TASK REQUIREMENTS: Please copy the records exactly as they appear, with all pictures left out.
[[ RECORDS SUPPLIED open ]]
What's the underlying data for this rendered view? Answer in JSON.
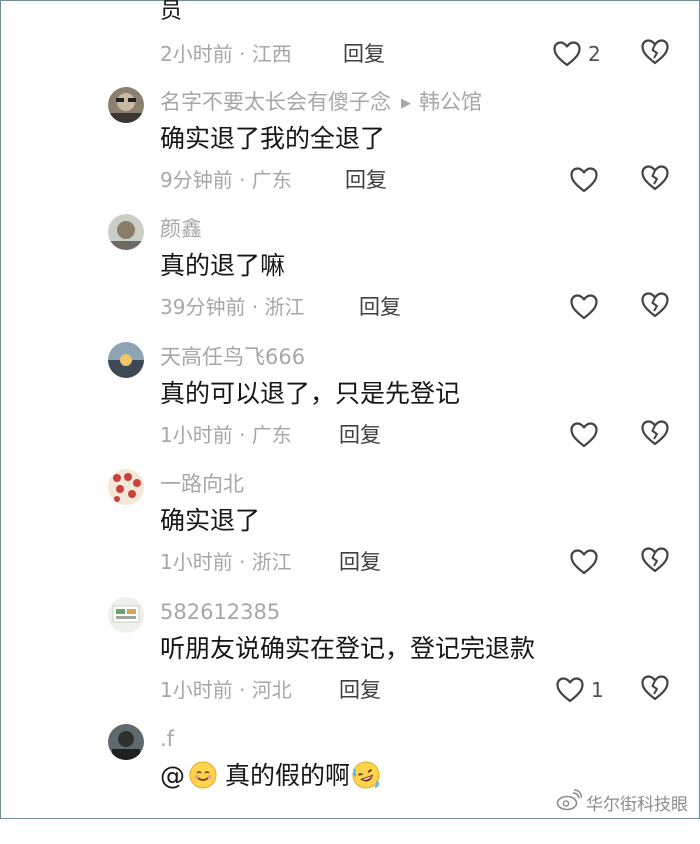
{
  "top_partial": {
    "text_fragment": "员",
    "meta": "2小时前 · 江西",
    "reply_label": "回复",
    "like_count": "2"
  },
  "comments": [
    {
      "username": "名字不要太长会有傻子念",
      "reply_to": "韩公馆",
      "text": "确实退了我的全退了",
      "meta": "9分钟前 · 广东",
      "reply_label": "回复",
      "like_count": ""
    },
    {
      "username": "颜鑫",
      "text": "真的退了嘛",
      "meta": "39分钟前 · 浙江",
      "reply_label": "回复",
      "like_count": ""
    },
    {
      "username": "天高任鸟飞666",
      "text": "真的可以退了，只是先登记",
      "meta": "1小时前 · 广东",
      "reply_label": "回复",
      "like_count": ""
    },
    {
      "username": "一路向北",
      "text": "确实退了",
      "meta": "1小时前 · 浙江",
      "reply_label": "回复",
      "like_count": ""
    },
    {
      "username": "582612385",
      "text": "听朋友说确实在登记，登记完退款",
      "meta": "1小时前 · 河北",
      "reply_label": "回复",
      "like_count": "1"
    },
    {
      "username": ".f",
      "text_prefix": "@",
      "text": "真的假的啊",
      "meta": "",
      "reply_label": "",
      "like_count": ""
    }
  ],
  "watermark": {
    "text": "华尔街科技眼"
  },
  "colors": {
    "text": "#161616",
    "muted": "#a7a7a7",
    "reply": "#404040",
    "icon": "#444444"
  },
  "icons": [
    "heart-outline-icon",
    "broken-heart-icon",
    "weibo-logo-icon",
    "smiling-face-emoji",
    "rofl-emoji"
  ]
}
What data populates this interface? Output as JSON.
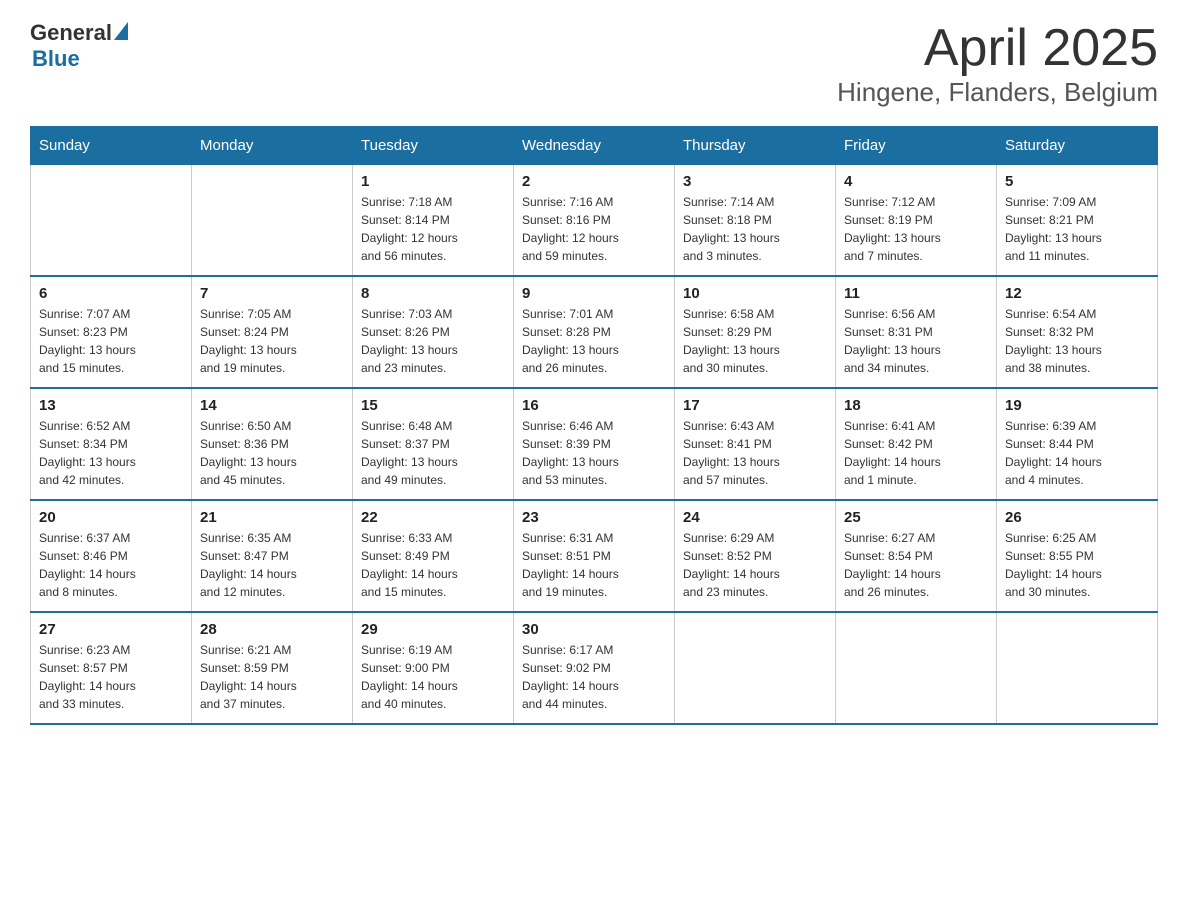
{
  "logo": {
    "general": "General",
    "blue": "Blue"
  },
  "title": "April 2025",
  "subtitle": "Hingene, Flanders, Belgium",
  "headers": [
    "Sunday",
    "Monday",
    "Tuesday",
    "Wednesday",
    "Thursday",
    "Friday",
    "Saturday"
  ],
  "weeks": [
    [
      {
        "day": "",
        "info": ""
      },
      {
        "day": "",
        "info": ""
      },
      {
        "day": "1",
        "info": "Sunrise: 7:18 AM\nSunset: 8:14 PM\nDaylight: 12 hours\nand 56 minutes."
      },
      {
        "day": "2",
        "info": "Sunrise: 7:16 AM\nSunset: 8:16 PM\nDaylight: 12 hours\nand 59 minutes."
      },
      {
        "day": "3",
        "info": "Sunrise: 7:14 AM\nSunset: 8:18 PM\nDaylight: 13 hours\nand 3 minutes."
      },
      {
        "day": "4",
        "info": "Sunrise: 7:12 AM\nSunset: 8:19 PM\nDaylight: 13 hours\nand 7 minutes."
      },
      {
        "day": "5",
        "info": "Sunrise: 7:09 AM\nSunset: 8:21 PM\nDaylight: 13 hours\nand 11 minutes."
      }
    ],
    [
      {
        "day": "6",
        "info": "Sunrise: 7:07 AM\nSunset: 8:23 PM\nDaylight: 13 hours\nand 15 minutes."
      },
      {
        "day": "7",
        "info": "Sunrise: 7:05 AM\nSunset: 8:24 PM\nDaylight: 13 hours\nand 19 minutes."
      },
      {
        "day": "8",
        "info": "Sunrise: 7:03 AM\nSunset: 8:26 PM\nDaylight: 13 hours\nand 23 minutes."
      },
      {
        "day": "9",
        "info": "Sunrise: 7:01 AM\nSunset: 8:28 PM\nDaylight: 13 hours\nand 26 minutes."
      },
      {
        "day": "10",
        "info": "Sunrise: 6:58 AM\nSunset: 8:29 PM\nDaylight: 13 hours\nand 30 minutes."
      },
      {
        "day": "11",
        "info": "Sunrise: 6:56 AM\nSunset: 8:31 PM\nDaylight: 13 hours\nand 34 minutes."
      },
      {
        "day": "12",
        "info": "Sunrise: 6:54 AM\nSunset: 8:32 PM\nDaylight: 13 hours\nand 38 minutes."
      }
    ],
    [
      {
        "day": "13",
        "info": "Sunrise: 6:52 AM\nSunset: 8:34 PM\nDaylight: 13 hours\nand 42 minutes."
      },
      {
        "day": "14",
        "info": "Sunrise: 6:50 AM\nSunset: 8:36 PM\nDaylight: 13 hours\nand 45 minutes."
      },
      {
        "day": "15",
        "info": "Sunrise: 6:48 AM\nSunset: 8:37 PM\nDaylight: 13 hours\nand 49 minutes."
      },
      {
        "day": "16",
        "info": "Sunrise: 6:46 AM\nSunset: 8:39 PM\nDaylight: 13 hours\nand 53 minutes."
      },
      {
        "day": "17",
        "info": "Sunrise: 6:43 AM\nSunset: 8:41 PM\nDaylight: 13 hours\nand 57 minutes."
      },
      {
        "day": "18",
        "info": "Sunrise: 6:41 AM\nSunset: 8:42 PM\nDaylight: 14 hours\nand 1 minute."
      },
      {
        "day": "19",
        "info": "Sunrise: 6:39 AM\nSunset: 8:44 PM\nDaylight: 14 hours\nand 4 minutes."
      }
    ],
    [
      {
        "day": "20",
        "info": "Sunrise: 6:37 AM\nSunset: 8:46 PM\nDaylight: 14 hours\nand 8 minutes."
      },
      {
        "day": "21",
        "info": "Sunrise: 6:35 AM\nSunset: 8:47 PM\nDaylight: 14 hours\nand 12 minutes."
      },
      {
        "day": "22",
        "info": "Sunrise: 6:33 AM\nSunset: 8:49 PM\nDaylight: 14 hours\nand 15 minutes."
      },
      {
        "day": "23",
        "info": "Sunrise: 6:31 AM\nSunset: 8:51 PM\nDaylight: 14 hours\nand 19 minutes."
      },
      {
        "day": "24",
        "info": "Sunrise: 6:29 AM\nSunset: 8:52 PM\nDaylight: 14 hours\nand 23 minutes."
      },
      {
        "day": "25",
        "info": "Sunrise: 6:27 AM\nSunset: 8:54 PM\nDaylight: 14 hours\nand 26 minutes."
      },
      {
        "day": "26",
        "info": "Sunrise: 6:25 AM\nSunset: 8:55 PM\nDaylight: 14 hours\nand 30 minutes."
      }
    ],
    [
      {
        "day": "27",
        "info": "Sunrise: 6:23 AM\nSunset: 8:57 PM\nDaylight: 14 hours\nand 33 minutes."
      },
      {
        "day": "28",
        "info": "Sunrise: 6:21 AM\nSunset: 8:59 PM\nDaylight: 14 hours\nand 37 minutes."
      },
      {
        "day": "29",
        "info": "Sunrise: 6:19 AM\nSunset: 9:00 PM\nDaylight: 14 hours\nand 40 minutes."
      },
      {
        "day": "30",
        "info": "Sunrise: 6:17 AM\nSunset: 9:02 PM\nDaylight: 14 hours\nand 44 minutes."
      },
      {
        "day": "",
        "info": ""
      },
      {
        "day": "",
        "info": ""
      },
      {
        "day": "",
        "info": ""
      }
    ]
  ]
}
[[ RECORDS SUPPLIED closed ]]
EXERCISE RESPONSE:
What's the underlying data for this rendered view? Answer in JSON.
{
  "top_partial": {
    "text_fragment": "员",
    "meta": "2小时前 · 江西",
    "reply_label": "回复",
    "like_count": "2"
  },
  "comments": [
    {
      "username": "名字不要太长会有傻子念",
      "reply_to": "韩公馆",
      "text": "确实退了我的全退了",
      "meta": "9分钟前 · 广东",
      "reply_label": "回复",
      "like_count": ""
    },
    {
      "username": "颜鑫",
      "text": "真的退了嘛",
      "meta": "39分钟前 · 浙江",
      "reply_label": "回复",
      "like_count": ""
    },
    {
      "username": "天高任鸟飞666",
      "text": "真的可以退了，只是先登记",
      "meta": "1小时前 · 广东",
      "reply_label": "回复",
      "like_count": ""
    },
    {
      "username": "一路向北",
      "text": "确实退了",
      "meta": "1小时前 · 浙江",
      "reply_label": "回复",
      "like_count": ""
    },
    {
      "username": "582612385",
      "text": "听朋友说确实在登记，登记完退款",
      "meta": "1小时前 · 河北",
      "reply_label": "回复",
      "like_count": "1"
    },
    {
      "username": ".f",
      "text_prefix": "@",
      "text": "真的假的啊",
      "meta": "",
      "reply_label": "",
      "like_count": ""
    }
  ],
  "watermark": {
    "text": "华尔街科技眼"
  },
  "colors": {
    "text": "#161616",
    "muted": "#a7a7a7",
    "reply": "#404040",
    "icon": "#444444"
  },
  "icons": [
    "heart-outline-icon",
    "broken-heart-icon",
    "weibo-logo-icon",
    "smiling-face-emoji",
    "rofl-emoji"
  ]
}
What data populates this interface? Output as JSON.
{
  "logo": {
    "general": "General",
    "blue": "Blue"
  },
  "title": "April 2025",
  "subtitle": "Hingene, Flanders, Belgium",
  "headers": [
    "Sunday",
    "Monday",
    "Tuesday",
    "Wednesday",
    "Thursday",
    "Friday",
    "Saturday"
  ],
  "weeks": [
    [
      {
        "day": "",
        "info": ""
      },
      {
        "day": "",
        "info": ""
      },
      {
        "day": "1",
        "info": "Sunrise: 7:18 AM\nSunset: 8:14 PM\nDaylight: 12 hours\nand 56 minutes."
      },
      {
        "day": "2",
        "info": "Sunrise: 7:16 AM\nSunset: 8:16 PM\nDaylight: 12 hours\nand 59 minutes."
      },
      {
        "day": "3",
        "info": "Sunrise: 7:14 AM\nSunset: 8:18 PM\nDaylight: 13 hours\nand 3 minutes."
      },
      {
        "day": "4",
        "info": "Sunrise: 7:12 AM\nSunset: 8:19 PM\nDaylight: 13 hours\nand 7 minutes."
      },
      {
        "day": "5",
        "info": "Sunrise: 7:09 AM\nSunset: 8:21 PM\nDaylight: 13 hours\nand 11 minutes."
      }
    ],
    [
      {
        "day": "6",
        "info": "Sunrise: 7:07 AM\nSunset: 8:23 PM\nDaylight: 13 hours\nand 15 minutes."
      },
      {
        "day": "7",
        "info": "Sunrise: 7:05 AM\nSunset: 8:24 PM\nDaylight: 13 hours\nand 19 minutes."
      },
      {
        "day": "8",
        "info": "Sunrise: 7:03 AM\nSunset: 8:26 PM\nDaylight: 13 hours\nand 23 minutes."
      },
      {
        "day": "9",
        "info": "Sunrise: 7:01 AM\nSunset: 8:28 PM\nDaylight: 13 hours\nand 26 minutes."
      },
      {
        "day": "10",
        "info": "Sunrise: 6:58 AM\nSunset: 8:29 PM\nDaylight: 13 hours\nand 30 minutes."
      },
      {
        "day": "11",
        "info": "Sunrise: 6:56 AM\nSunset: 8:31 PM\nDaylight: 13 hours\nand 34 minutes."
      },
      {
        "day": "12",
        "info": "Sunrise: 6:54 AM\nSunset: 8:32 PM\nDaylight: 13 hours\nand 38 minutes."
      }
    ],
    [
      {
        "day": "13",
        "info": "Sunrise: 6:52 AM\nSunset: 8:34 PM\nDaylight: 13 hours\nand 42 minutes."
      },
      {
        "day": "14",
        "info": "Sunrise: 6:50 AM\nSunset: 8:36 PM\nDaylight: 13 hours\nand 45 minutes."
      },
      {
        "day": "15",
        "info": "Sunrise: 6:48 AM\nSunset: 8:37 PM\nDaylight: 13 hours\nand 49 minutes."
      },
      {
        "day": "16",
        "info": "Sunrise: 6:46 AM\nSunset: 8:39 PM\nDaylight: 13 hours\nand 53 minutes."
      },
      {
        "day": "17",
        "info": "Sunrise: 6:43 AM\nSunset: 8:41 PM\nDaylight: 13 hours\nand 57 minutes."
      },
      {
        "day": "18",
        "info": "Sunrise: 6:41 AM\nSunset: 8:42 PM\nDaylight: 14 hours\nand 1 minute."
      },
      {
        "day": "19",
        "info": "Sunrise: 6:39 AM\nSunset: 8:44 PM\nDaylight: 14 hours\nand 4 minutes."
      }
    ],
    [
      {
        "day": "20",
        "info": "Sunrise: 6:37 AM\nSunset: 8:46 PM\nDaylight: 14 hours\nand 8 minutes."
      },
      {
        "day": "21",
        "info": "Sunrise: 6:35 AM\nSunset: 8:47 PM\nDaylight: 14 hours\nand 12 minutes."
      },
      {
        "day": "22",
        "info": "Sunrise: 6:33 AM\nSunset: 8:49 PM\nDaylight: 14 hours\nand 15 minutes."
      },
      {
        "day": "23",
        "info": "Sunrise: 6:31 AM\nSunset: 8:51 PM\nDaylight: 14 hours\nand 19 minutes."
      },
      {
        "day": "24",
        "info": "Sunrise: 6:29 AM\nSunset: 8:52 PM\nDaylight: 14 hours\nand 23 minutes."
      },
      {
        "day": "25",
        "info": "Sunrise: 6:27 AM\nSunset: 8:54 PM\nDaylight: 14 hours\nand 26 minutes."
      },
      {
        "day": "26",
        "info": "Sunrise: 6:25 AM\nSunset: 8:55 PM\nDaylight: 14 hours\nand 30 minutes."
      }
    ],
    [
      {
        "day": "27",
        "info": "Sunrise: 6:23 AM\nSunset: 8:57 PM\nDaylight: 14 hours\nand 33 minutes."
      },
      {
        "day": "28",
        "info": "Sunrise: 6:21 AM\nSunset: 8:59 PM\nDaylight: 14 hours\nand 37 minutes."
      },
      {
        "day": "29",
        "info": "Sunrise: 6:19 AM\nSunset: 9:00 PM\nDaylight: 14 hours\nand 40 minutes."
      },
      {
        "day": "30",
        "info": "Sunrise: 6:17 AM\nSunset: 9:02 PM\nDaylight: 14 hours\nand 44 minutes."
      },
      {
        "day": "",
        "info": ""
      },
      {
        "day": "",
        "info": ""
      },
      {
        "day": "",
        "info": ""
      }
    ]
  ]
}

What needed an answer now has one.